After heading back to HQ and swapping riding backpack for running vests, it was off for the trek. Our plan had us heading out to CP8, then CP13 (100 pointer), back to CP12 and straight to the kayaks. Once onto the trek, I UNwisely decided to change tack and head off to CP9 which looked easy following bitumen and open grassland. Except it was tall grass and very slow “running”. We picked that up and tried to head back to the original plan, however, the distance was now a bit too far, so we sacrificed the big points and headed for CP12 and the kayaks.
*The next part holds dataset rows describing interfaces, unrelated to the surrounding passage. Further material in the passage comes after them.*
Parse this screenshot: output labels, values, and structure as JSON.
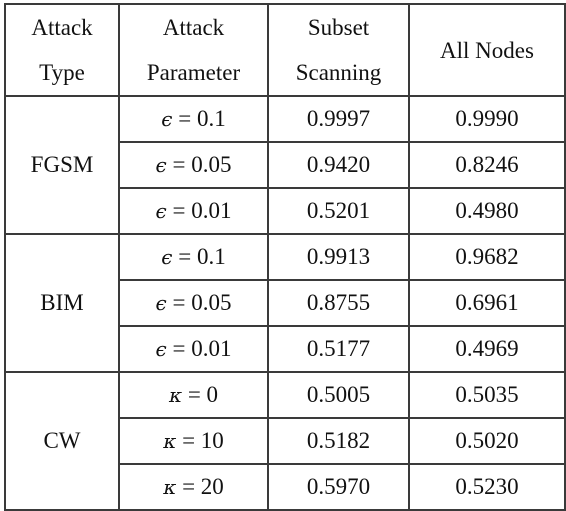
{
  "table": {
    "headers": [
      {
        "line1": "Attack",
        "line2": "Type"
      },
      {
        "line1": "Attack",
        "line2": "Parameter"
      },
      {
        "line1": "Subset",
        "line2": "Scanning"
      },
      {
        "line1": "All Nodes",
        "line2": ""
      }
    ],
    "groups": [
      {
        "attack_type": "FGSM",
        "rows": [
          {
            "symbol": "ϵ",
            "op": " = ",
            "param": "0.1",
            "subset_scanning": "0.9997",
            "all_nodes": "0.9990"
          },
          {
            "symbol": "ϵ",
            "op": " = ",
            "param": "0.05",
            "subset_scanning": "0.9420",
            "all_nodes": "0.8246"
          },
          {
            "symbol": "ϵ",
            "op": " = ",
            "param": "0.01",
            "subset_scanning": "0.5201",
            "all_nodes": "0.4980"
          }
        ]
      },
      {
        "attack_type": "BIM",
        "rows": [
          {
            "symbol": "ϵ",
            "op": " = ",
            "param": "0.1",
            "subset_scanning": "0.9913",
            "all_nodes": "0.9682"
          },
          {
            "symbol": "ϵ",
            "op": " = ",
            "param": "0.05",
            "subset_scanning": "0.8755",
            "all_nodes": "0.6961"
          },
          {
            "symbol": "ϵ",
            "op": " = ",
            "param": "0.01",
            "subset_scanning": "0.5177",
            "all_nodes": "0.4969"
          }
        ]
      },
      {
        "attack_type": "CW",
        "rows": [
          {
            "symbol": "κ",
            "op": " = ",
            "param": "0",
            "subset_scanning": "0.5005",
            "all_nodes": "0.5035"
          },
          {
            "symbol": "κ",
            "op": " = ",
            "param": "10",
            "subset_scanning": "0.5182",
            "all_nodes": "0.5020"
          },
          {
            "symbol": "κ",
            "op": " = ",
            "param": "20",
            "subset_scanning": "0.5970",
            "all_nodes": "0.5230"
          }
        ]
      }
    ]
  }
}
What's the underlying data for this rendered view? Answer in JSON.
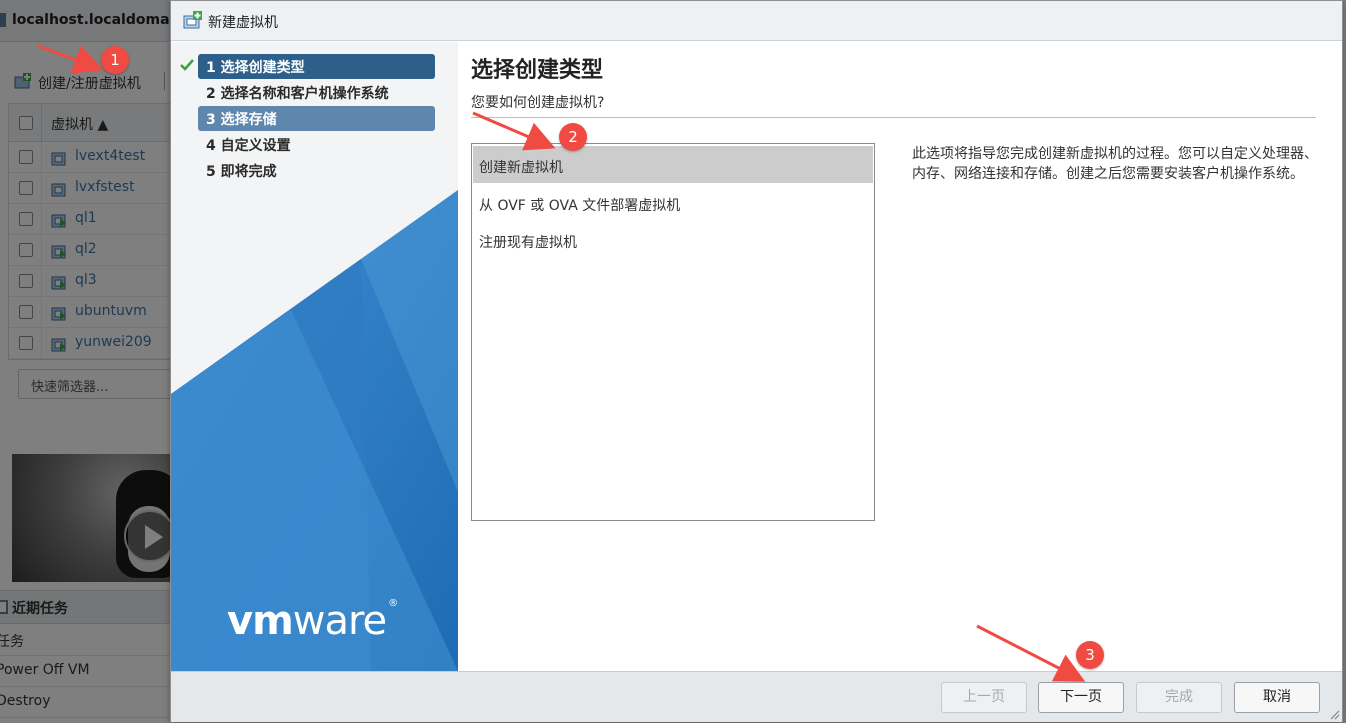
{
  "background": {
    "host_title": "localhost.localdomain",
    "toolbar": {
      "create_register_label": "创建/注册虚拟机"
    },
    "vm_table": {
      "column_header": "虚拟机 ▲",
      "rows": [
        {
          "name": "lvext4test",
          "state": "off"
        },
        {
          "name": "lvxfstest",
          "state": "off"
        },
        {
          "name": "ql1",
          "state": "on"
        },
        {
          "name": "ql2",
          "state": "on"
        },
        {
          "name": "ql3",
          "state": "on"
        },
        {
          "name": "ubuntuvm",
          "state": "on"
        },
        {
          "name": "yunwei209",
          "state": "on"
        }
      ]
    },
    "filter_placeholder": "快速筛选器...",
    "recent_tasks": {
      "title": "近期任务",
      "rows": [
        "任务",
        "Power Off VM",
        "Destroy"
      ]
    }
  },
  "dialog": {
    "title": "新建虚拟机",
    "steps": [
      {
        "label": "1 选择创建类型",
        "state": "active",
        "completed": true
      },
      {
        "label": "2 选择名称和客户机操作系统",
        "state": "normal",
        "completed": false
      },
      {
        "label": "3 选择存储",
        "state": "visited",
        "completed": false
      },
      {
        "label": "4 自定义设置",
        "state": "normal",
        "completed": false
      },
      {
        "label": "5 即将完成",
        "state": "normal",
        "completed": false
      }
    ],
    "brand": {
      "bold": "vm",
      "light": "ware",
      "reg": "®"
    },
    "page": {
      "heading": "选择创建类型",
      "subheading": "您要如何创建虚拟机?",
      "options": [
        {
          "label": "创建新虚拟机",
          "selected": true
        },
        {
          "label": "从 OVF 或 OVA 文件部署虚拟机",
          "selected": false
        },
        {
          "label": "注册现有虚拟机",
          "selected": false
        }
      ],
      "description": "此选项将指导您完成创建新虚拟机的过程。您可以自定义处理器、内存、网络连接和存储。创建之后您需要安装客户机操作系统。"
    },
    "buttons": {
      "back": {
        "label": "上一页",
        "enabled": false
      },
      "next": {
        "label": "下一页",
        "enabled": true
      },
      "finish": {
        "label": "完成",
        "enabled": false
      },
      "cancel": {
        "label": "取消",
        "enabled": true
      }
    }
  },
  "annotations": [
    "1",
    "2",
    "3"
  ],
  "colors": {
    "step_active": "#2e5f8a",
    "step_visited": "#5f86ad",
    "badge": "#f04b43",
    "vmware_blue": "#2d7fc4"
  }
}
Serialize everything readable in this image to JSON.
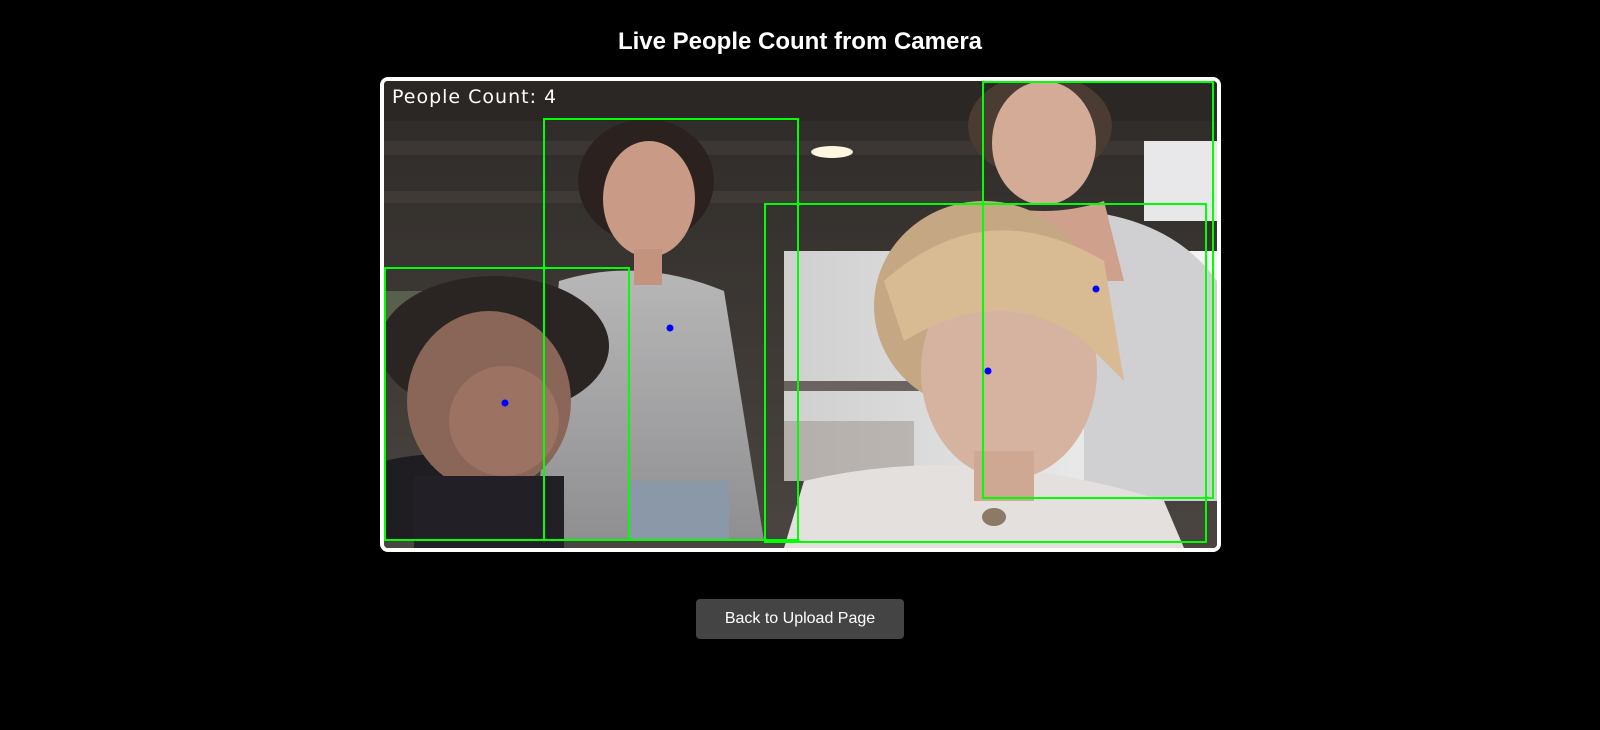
{
  "page": {
    "title": "Live People Count from Camera"
  },
  "camera": {
    "overlay_text": "People Count: 4",
    "people_count": 4,
    "detections": [
      {
        "label": "person-1"
      },
      {
        "label": "person-2"
      },
      {
        "label": "person-3"
      },
      {
        "label": "person-4"
      }
    ]
  },
  "actions": {
    "back_label": "Back to Upload Page"
  },
  "colors": {
    "background": "#000000",
    "box_stroke": "#00ff00",
    "center_dot": "#0000ff",
    "button_bg": "#444444",
    "frame_border": "#ffffff"
  }
}
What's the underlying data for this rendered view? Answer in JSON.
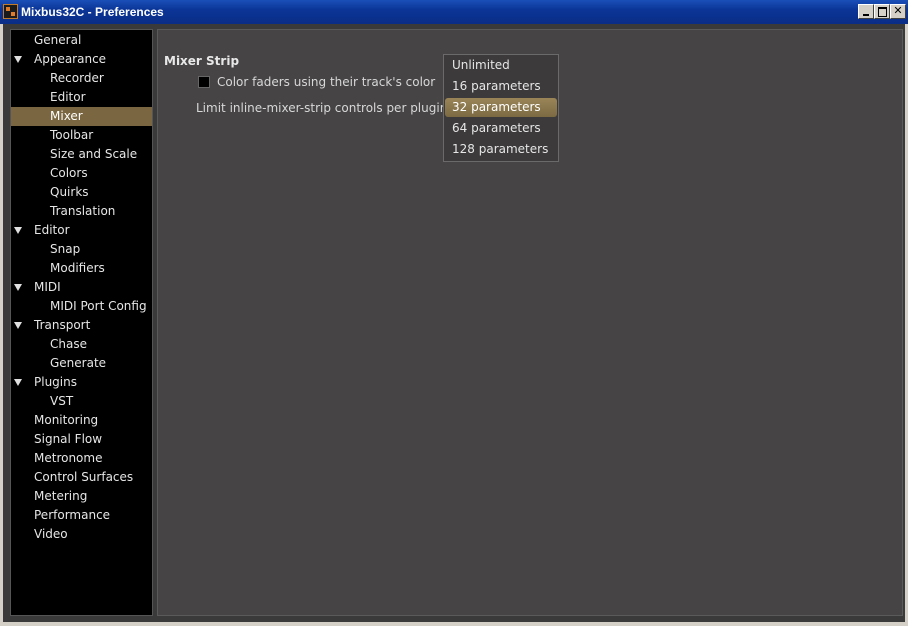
{
  "window": {
    "title": "Mixbus32C - Preferences"
  },
  "sidebar": {
    "items": [
      {
        "label": "General",
        "level": 0,
        "expanded": false,
        "selected": false
      },
      {
        "label": "Appearance",
        "level": 0,
        "expanded": true,
        "selected": false
      },
      {
        "label": "Recorder",
        "level": 1,
        "selected": false
      },
      {
        "label": "Editor",
        "level": 1,
        "selected": false
      },
      {
        "label": "Mixer",
        "level": 1,
        "selected": true
      },
      {
        "label": "Toolbar",
        "level": 1,
        "selected": false
      },
      {
        "label": "Size and Scale",
        "level": 1,
        "selected": false
      },
      {
        "label": "Colors",
        "level": 1,
        "selected": false
      },
      {
        "label": "Quirks",
        "level": 1,
        "selected": false
      },
      {
        "label": "Translation",
        "level": 1,
        "selected": false
      },
      {
        "label": "Editor",
        "level": 0,
        "expanded": true,
        "selected": false
      },
      {
        "label": "Snap",
        "level": 1,
        "selected": false
      },
      {
        "label": "Modifiers",
        "level": 1,
        "selected": false
      },
      {
        "label": "MIDI",
        "level": 0,
        "expanded": true,
        "selected": false
      },
      {
        "label": "MIDI Port Config",
        "level": 1,
        "selected": false
      },
      {
        "label": "Transport",
        "level": 0,
        "expanded": true,
        "selected": false
      },
      {
        "label": "Chase",
        "level": 1,
        "selected": false
      },
      {
        "label": "Generate",
        "level": 1,
        "selected": false
      },
      {
        "label": "Plugins",
        "level": 0,
        "expanded": true,
        "selected": false
      },
      {
        "label": "VST",
        "level": 1,
        "selected": false
      },
      {
        "label": "Monitoring",
        "level": 0,
        "expanded": false,
        "selected": false
      },
      {
        "label": "Signal Flow",
        "level": 0,
        "expanded": false,
        "selected": false
      },
      {
        "label": "Metronome",
        "level": 0,
        "expanded": false,
        "selected": false
      },
      {
        "label": "Control Surfaces",
        "level": 0,
        "expanded": false,
        "selected": false
      },
      {
        "label": "Metering",
        "level": 0,
        "expanded": false,
        "selected": false
      },
      {
        "label": "Performance",
        "level": 0,
        "expanded": false,
        "selected": false
      },
      {
        "label": "Video",
        "level": 0,
        "expanded": false,
        "selected": false
      }
    ]
  },
  "mixer_strip": {
    "section_title": "Mixer Strip",
    "color_faders_label": "Color faders using their track's color",
    "color_faders_checked": false,
    "limit_label": "Limit inline-mixer-strip controls per plugin:",
    "dropdown_options": [
      "Unlimited",
      "16 parameters",
      "32 parameters",
      "64 parameters",
      "128 parameters"
    ],
    "dropdown_selected": "32 parameters"
  },
  "colors": {
    "selection": "#7a6640",
    "titlebar": "#0b3597",
    "panel": "#464444",
    "sidebar": "#000000"
  }
}
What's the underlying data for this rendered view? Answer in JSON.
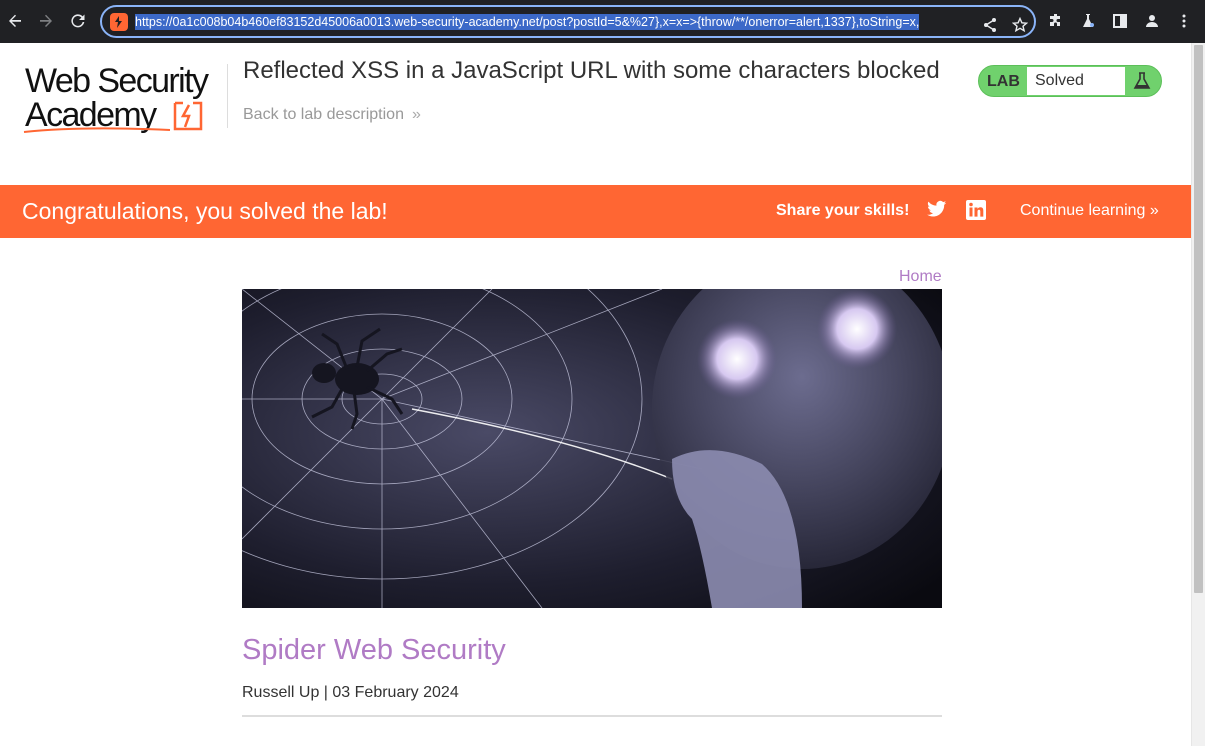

Out on the kayak leg, we proceeded to the first of five checkpoints. With about 2hrs to go, we set out to grab the higher points on offer. All was going well until we oveshot the first point and I realised just how tricky kayak navving is. We managed to get to CP18, then head off to CP21. Thanks to a few other kayakers (thanks Azzers) we were able to keep tracking to CP21, which became a bit like Bourke St trying to get to the CP. After a bit of argy bargy and kayak bumping we checked in and headed off (thanks to the Rochedale Runners for a bit of traffic control). After leaving CP21, we headed off to what we thought was CP23, around near the baby pelicans, and checked in. After that we set off for CP22 on the mistaken belief that it was further up the lake (told you about the poor kayak nav skills). After paddling around in circles for a bit, we had about 30 minutes to get back to HQ. Some quickfire paddling into a raging headwind, if I may say so, got us back safely with 8 minutes to spare.
Total distance covered was about 43km, with about 21k on the mtb, 10k trekking, and 12k kayaking.
- Stick to your plan – heading off to CP9 cost us too much time and points. Missing those big running points cost us the category win in the end.
- Learn some kayak navigation skills.
- Listen to wife, again!
Thanks again to Liam and all the volunteers, congratulations to all the category winners, and our admiration goes out to all who tackled the 24 hour version.